_Assigned task:_ When copying the records below, keep every word as it is and drop the images.

_Supplied data:_

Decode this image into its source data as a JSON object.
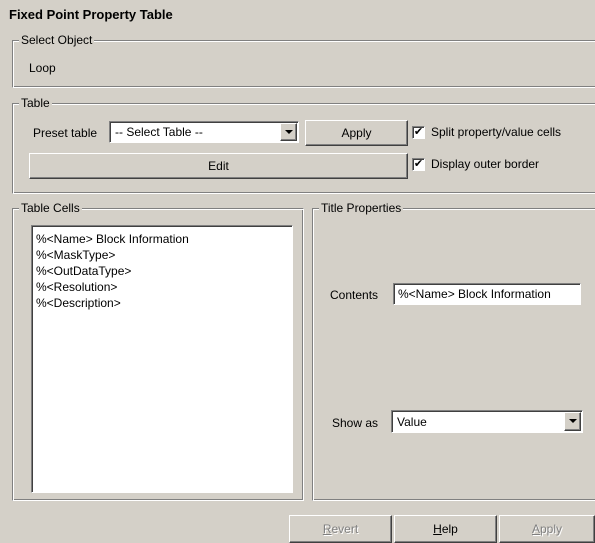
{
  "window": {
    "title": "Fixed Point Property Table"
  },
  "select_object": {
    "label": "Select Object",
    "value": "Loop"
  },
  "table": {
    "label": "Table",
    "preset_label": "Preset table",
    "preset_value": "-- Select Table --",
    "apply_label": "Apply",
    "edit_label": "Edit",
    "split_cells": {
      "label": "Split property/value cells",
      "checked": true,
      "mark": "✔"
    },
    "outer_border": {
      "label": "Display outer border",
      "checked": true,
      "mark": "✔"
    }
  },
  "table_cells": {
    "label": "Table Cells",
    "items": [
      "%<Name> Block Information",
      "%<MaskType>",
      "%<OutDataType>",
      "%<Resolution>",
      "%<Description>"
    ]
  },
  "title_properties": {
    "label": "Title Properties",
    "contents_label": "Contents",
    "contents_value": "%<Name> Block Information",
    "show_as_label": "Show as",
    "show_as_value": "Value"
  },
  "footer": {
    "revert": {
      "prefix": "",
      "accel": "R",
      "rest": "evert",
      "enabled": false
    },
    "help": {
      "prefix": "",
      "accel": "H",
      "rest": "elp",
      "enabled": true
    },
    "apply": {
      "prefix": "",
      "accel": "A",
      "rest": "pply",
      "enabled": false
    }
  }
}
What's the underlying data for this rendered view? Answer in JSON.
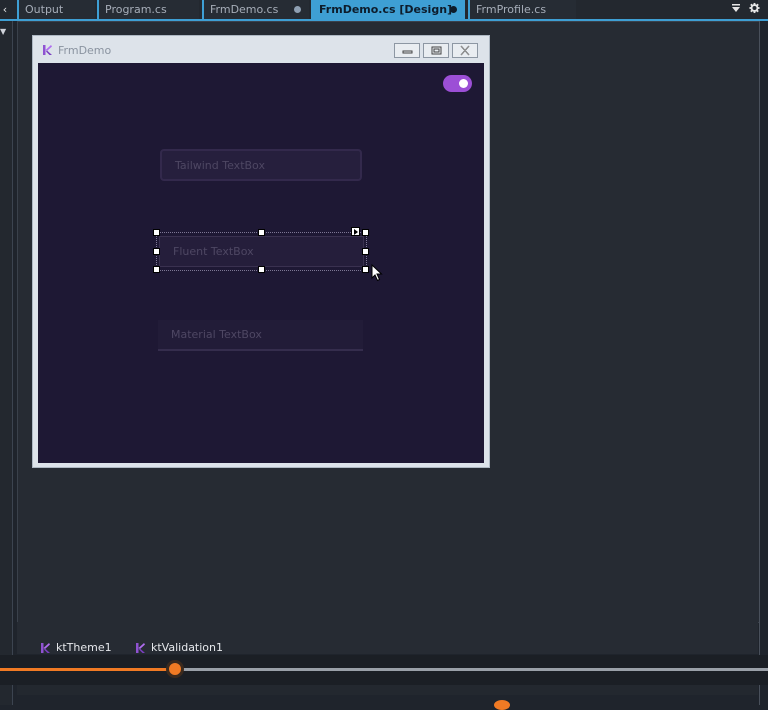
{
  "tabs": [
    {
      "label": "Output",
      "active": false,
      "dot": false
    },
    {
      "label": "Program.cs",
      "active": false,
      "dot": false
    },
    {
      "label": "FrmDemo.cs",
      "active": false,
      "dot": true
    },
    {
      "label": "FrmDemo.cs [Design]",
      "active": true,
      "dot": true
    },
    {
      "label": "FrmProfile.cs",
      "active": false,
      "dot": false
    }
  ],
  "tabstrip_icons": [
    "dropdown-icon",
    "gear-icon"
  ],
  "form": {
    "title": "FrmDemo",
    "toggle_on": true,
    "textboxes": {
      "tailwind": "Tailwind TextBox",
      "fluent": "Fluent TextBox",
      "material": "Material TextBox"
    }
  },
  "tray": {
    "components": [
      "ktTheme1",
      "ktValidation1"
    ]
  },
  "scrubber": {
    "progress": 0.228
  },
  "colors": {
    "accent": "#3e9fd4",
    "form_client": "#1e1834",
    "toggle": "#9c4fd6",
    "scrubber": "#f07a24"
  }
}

_Exercise result:_
Decode this image into its source data as a JSON object.
{
  "window": {
    "title": "Fixed Point Property Table"
  },
  "select_object": {
    "label": "Select Object",
    "value": "Loop"
  },
  "table": {
    "label": "Table",
    "preset_label": "Preset table",
    "preset_value": "-- Select Table --",
    "apply_label": "Apply",
    "edit_label": "Edit",
    "split_cells": {
      "label": "Split property/value cells",
      "checked": true,
      "mark": "✔"
    },
    "outer_border": {
      "label": "Display outer border",
      "checked": true,
      "mark": "✔"
    }
  },
  "table_cells": {
    "label": "Table Cells",
    "items": [
      "%<Name> Block Information",
      "%<MaskType>",
      "%<OutDataType>",
      "%<Resolution>",
      "%<Description>"
    ]
  },
  "title_properties": {
    "label": "Title Properties",
    "contents_label": "Contents",
    "contents_value": "%<Name> Block Information",
    "show_as_label": "Show as",
    "show_as_value": "Value"
  },
  "footer": {
    "revert": {
      "prefix": "",
      "accel": "R",
      "rest": "evert",
      "enabled": false
    },
    "help": {
      "prefix": "",
      "accel": "H",
      "rest": "elp",
      "enabled": true
    },
    "apply": {
      "prefix": "",
      "accel": "A",
      "rest": "pply",
      "enabled": false
    }
  }
}
What's the underlying data for this rendered view? Answer in JSON.
{
  "tabs": [
    {
      "label": "Output",
      "active": false,
      "dot": false
    },
    {
      "label": "Program.cs",
      "active": false,
      "dot": false
    },
    {
      "label": "FrmDemo.cs",
      "active": false,
      "dot": true
    },
    {
      "label": "FrmDemo.cs [Design]",
      "active": true,
      "dot": true
    },
    {
      "label": "FrmProfile.cs",
      "active": false,
      "dot": false
    }
  ],
  "tabstrip_icons": [
    "dropdown-icon",
    "gear-icon"
  ],
  "form": {
    "title": "FrmDemo",
    "toggle_on": true,
    "textboxes": {
      "tailwind": "Tailwind TextBox",
      "fluent": "Fluent TextBox",
      "material": "Material TextBox"
    }
  },
  "tray": {
    "components": [
      "ktTheme1",
      "ktValidation1"
    ]
  },
  "scrubber": {
    "progress": 0.228
  },
  "colors": {
    "accent": "#3e9fd4",
    "form_client": "#1e1834",
    "toggle": "#9c4fd6",
    "scrubber": "#f07a24"
  }
}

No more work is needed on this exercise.